[Excerpts from an interface dataset]
● ● ● ●

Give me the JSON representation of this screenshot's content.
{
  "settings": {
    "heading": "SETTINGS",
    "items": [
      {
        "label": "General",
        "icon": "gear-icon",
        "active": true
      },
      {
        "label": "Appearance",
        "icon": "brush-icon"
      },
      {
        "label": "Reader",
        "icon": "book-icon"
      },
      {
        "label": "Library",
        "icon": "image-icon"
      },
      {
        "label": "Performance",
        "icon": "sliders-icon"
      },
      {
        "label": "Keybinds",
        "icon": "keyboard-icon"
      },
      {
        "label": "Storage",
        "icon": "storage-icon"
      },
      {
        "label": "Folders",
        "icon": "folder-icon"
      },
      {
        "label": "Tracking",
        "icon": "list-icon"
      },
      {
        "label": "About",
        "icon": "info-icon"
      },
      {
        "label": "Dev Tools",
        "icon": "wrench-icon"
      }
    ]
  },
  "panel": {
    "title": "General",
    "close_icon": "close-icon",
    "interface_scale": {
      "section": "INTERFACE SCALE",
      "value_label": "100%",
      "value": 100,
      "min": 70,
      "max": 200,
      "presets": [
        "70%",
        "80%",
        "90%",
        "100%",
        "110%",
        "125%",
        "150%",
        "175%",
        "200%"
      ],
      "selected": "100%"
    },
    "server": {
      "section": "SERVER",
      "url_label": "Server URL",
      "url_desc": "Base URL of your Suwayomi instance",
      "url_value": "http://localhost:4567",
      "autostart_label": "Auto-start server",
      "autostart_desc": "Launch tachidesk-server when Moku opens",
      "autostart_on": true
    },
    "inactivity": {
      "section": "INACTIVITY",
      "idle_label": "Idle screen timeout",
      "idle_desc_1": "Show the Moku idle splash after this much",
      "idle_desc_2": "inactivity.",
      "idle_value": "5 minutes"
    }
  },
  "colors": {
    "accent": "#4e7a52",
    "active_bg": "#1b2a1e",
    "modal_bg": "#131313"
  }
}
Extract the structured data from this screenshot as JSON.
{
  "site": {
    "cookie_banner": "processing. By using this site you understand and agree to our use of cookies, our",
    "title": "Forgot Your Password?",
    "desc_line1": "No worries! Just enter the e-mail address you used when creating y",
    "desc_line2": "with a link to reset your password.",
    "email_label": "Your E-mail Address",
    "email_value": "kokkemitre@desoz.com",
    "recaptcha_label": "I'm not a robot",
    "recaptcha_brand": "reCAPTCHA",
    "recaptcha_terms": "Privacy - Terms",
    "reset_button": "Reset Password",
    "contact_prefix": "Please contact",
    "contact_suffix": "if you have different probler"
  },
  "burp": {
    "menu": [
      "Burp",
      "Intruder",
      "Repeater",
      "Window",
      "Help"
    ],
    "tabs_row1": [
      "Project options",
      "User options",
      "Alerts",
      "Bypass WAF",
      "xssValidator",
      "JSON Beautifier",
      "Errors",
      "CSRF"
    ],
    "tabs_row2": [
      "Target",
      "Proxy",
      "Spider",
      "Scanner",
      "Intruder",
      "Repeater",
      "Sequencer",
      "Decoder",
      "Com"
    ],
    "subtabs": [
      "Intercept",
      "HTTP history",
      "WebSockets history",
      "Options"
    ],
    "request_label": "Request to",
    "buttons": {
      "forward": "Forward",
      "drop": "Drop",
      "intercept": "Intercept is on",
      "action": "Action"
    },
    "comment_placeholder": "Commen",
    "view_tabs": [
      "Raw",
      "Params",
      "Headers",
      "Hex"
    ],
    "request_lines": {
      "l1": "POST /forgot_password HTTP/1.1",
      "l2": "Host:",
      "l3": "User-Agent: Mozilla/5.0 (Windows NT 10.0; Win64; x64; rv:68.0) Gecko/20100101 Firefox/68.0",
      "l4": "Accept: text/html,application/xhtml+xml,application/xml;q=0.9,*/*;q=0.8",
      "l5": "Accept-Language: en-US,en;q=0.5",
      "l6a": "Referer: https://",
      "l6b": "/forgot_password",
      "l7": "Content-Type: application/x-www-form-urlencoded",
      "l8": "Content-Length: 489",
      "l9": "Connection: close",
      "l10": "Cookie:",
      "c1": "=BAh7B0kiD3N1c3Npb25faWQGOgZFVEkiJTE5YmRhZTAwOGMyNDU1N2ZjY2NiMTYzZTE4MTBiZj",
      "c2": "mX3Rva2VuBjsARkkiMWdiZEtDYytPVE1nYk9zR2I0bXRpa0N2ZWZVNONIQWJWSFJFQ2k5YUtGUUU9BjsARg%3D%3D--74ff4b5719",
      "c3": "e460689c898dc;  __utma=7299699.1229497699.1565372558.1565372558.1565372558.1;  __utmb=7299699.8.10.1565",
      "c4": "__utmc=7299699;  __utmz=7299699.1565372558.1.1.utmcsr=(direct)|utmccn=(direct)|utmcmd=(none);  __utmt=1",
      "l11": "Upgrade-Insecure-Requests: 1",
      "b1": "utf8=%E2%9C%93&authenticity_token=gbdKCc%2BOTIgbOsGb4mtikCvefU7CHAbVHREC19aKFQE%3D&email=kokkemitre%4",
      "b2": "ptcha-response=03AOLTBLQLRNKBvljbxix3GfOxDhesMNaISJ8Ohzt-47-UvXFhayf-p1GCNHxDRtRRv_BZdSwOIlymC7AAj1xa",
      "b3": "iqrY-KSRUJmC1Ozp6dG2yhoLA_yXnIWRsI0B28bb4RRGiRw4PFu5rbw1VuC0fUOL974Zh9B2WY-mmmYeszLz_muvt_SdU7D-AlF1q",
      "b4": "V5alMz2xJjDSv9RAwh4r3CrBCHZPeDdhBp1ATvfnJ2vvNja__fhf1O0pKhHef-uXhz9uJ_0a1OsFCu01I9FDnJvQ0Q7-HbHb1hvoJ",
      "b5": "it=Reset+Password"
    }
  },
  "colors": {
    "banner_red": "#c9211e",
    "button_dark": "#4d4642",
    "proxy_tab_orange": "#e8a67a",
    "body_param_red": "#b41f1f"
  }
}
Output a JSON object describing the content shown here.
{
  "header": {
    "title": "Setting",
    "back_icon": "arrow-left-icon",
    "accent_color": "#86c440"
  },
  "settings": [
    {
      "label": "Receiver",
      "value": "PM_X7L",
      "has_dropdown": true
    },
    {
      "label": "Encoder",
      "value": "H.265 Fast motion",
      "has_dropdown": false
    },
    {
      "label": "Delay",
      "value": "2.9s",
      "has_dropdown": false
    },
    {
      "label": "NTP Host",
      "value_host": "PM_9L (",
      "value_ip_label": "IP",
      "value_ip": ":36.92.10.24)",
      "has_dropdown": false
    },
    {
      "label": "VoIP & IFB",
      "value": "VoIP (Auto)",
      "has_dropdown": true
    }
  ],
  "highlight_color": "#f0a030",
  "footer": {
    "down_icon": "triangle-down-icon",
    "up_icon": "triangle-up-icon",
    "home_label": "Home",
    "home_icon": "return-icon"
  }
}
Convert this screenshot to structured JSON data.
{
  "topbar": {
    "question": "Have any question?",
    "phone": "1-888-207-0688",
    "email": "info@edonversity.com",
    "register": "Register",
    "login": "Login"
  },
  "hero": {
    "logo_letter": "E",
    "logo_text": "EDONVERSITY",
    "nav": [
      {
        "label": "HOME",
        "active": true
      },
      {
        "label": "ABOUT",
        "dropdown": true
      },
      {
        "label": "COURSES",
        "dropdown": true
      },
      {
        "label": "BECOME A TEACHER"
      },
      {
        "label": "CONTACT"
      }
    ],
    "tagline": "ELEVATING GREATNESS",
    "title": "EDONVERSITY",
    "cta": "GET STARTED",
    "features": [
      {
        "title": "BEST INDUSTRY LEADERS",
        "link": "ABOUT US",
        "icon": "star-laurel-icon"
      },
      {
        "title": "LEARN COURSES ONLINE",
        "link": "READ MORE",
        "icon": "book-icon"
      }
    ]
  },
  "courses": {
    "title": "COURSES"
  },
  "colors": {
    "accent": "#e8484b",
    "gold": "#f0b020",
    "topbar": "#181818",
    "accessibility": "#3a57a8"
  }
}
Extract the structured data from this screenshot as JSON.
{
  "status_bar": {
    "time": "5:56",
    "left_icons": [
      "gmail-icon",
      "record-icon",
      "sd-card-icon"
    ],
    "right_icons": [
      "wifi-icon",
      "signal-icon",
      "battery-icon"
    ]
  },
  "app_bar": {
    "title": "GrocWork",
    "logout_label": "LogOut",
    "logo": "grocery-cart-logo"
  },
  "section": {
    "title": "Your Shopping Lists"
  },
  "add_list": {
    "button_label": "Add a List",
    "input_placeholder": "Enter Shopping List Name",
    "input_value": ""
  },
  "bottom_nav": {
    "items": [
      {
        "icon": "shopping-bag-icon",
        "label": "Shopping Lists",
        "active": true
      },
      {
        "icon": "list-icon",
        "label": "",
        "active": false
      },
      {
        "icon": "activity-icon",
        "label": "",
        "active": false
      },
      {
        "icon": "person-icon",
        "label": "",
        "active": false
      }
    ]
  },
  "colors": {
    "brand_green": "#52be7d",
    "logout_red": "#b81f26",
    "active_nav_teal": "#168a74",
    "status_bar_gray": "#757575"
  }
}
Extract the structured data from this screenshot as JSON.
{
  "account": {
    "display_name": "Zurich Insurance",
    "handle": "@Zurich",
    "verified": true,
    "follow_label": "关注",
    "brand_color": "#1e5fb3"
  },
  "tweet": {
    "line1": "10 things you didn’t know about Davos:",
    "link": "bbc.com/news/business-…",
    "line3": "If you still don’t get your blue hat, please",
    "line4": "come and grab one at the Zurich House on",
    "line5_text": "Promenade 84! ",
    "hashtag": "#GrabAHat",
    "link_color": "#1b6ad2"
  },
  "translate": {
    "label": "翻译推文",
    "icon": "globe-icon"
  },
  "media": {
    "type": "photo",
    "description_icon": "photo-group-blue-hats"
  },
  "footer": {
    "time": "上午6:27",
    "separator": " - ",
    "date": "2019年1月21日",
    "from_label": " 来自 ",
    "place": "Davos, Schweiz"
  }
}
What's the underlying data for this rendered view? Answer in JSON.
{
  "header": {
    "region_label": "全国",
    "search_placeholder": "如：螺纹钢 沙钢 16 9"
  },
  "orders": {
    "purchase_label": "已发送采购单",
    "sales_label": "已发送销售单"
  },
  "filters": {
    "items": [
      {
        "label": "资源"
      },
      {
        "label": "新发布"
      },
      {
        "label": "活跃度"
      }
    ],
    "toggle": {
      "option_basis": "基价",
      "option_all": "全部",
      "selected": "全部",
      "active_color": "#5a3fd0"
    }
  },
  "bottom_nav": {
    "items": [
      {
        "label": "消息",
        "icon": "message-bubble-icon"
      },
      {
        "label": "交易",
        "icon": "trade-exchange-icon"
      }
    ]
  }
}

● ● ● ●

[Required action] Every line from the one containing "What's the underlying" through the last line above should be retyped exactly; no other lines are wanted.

[Solution to the problem]
What's the underlying data for this rendered view? Answer in JSON.
{
  "header": {
    "region_label": "全国",
    "search_placeholder": "如：螺纹钢 沙钢 16 9"
  },
  "orders": {
    "purchase_label": "已发送采购单",
    "sales_label": "已发送销售单"
  },
  "filters": {
    "items": [
      {
        "label": "资源"
      },
      {
        "label": "新发布"
      },
      {
        "label": "活跃度"
      }
    ],
    "toggle": {
      "option_basis": "基价",
      "option_all": "全部",
      "selected": "全部",
      "active_color": "#5a3fd0"
    }
  },
  "bottom_nav": {
    "items": [
      {
        "label": "消息",
        "icon": "message-bubble-icon"
      },
      {
        "label": "交易",
        "icon": "trade-exchange-icon"
      }
    ]
  }
}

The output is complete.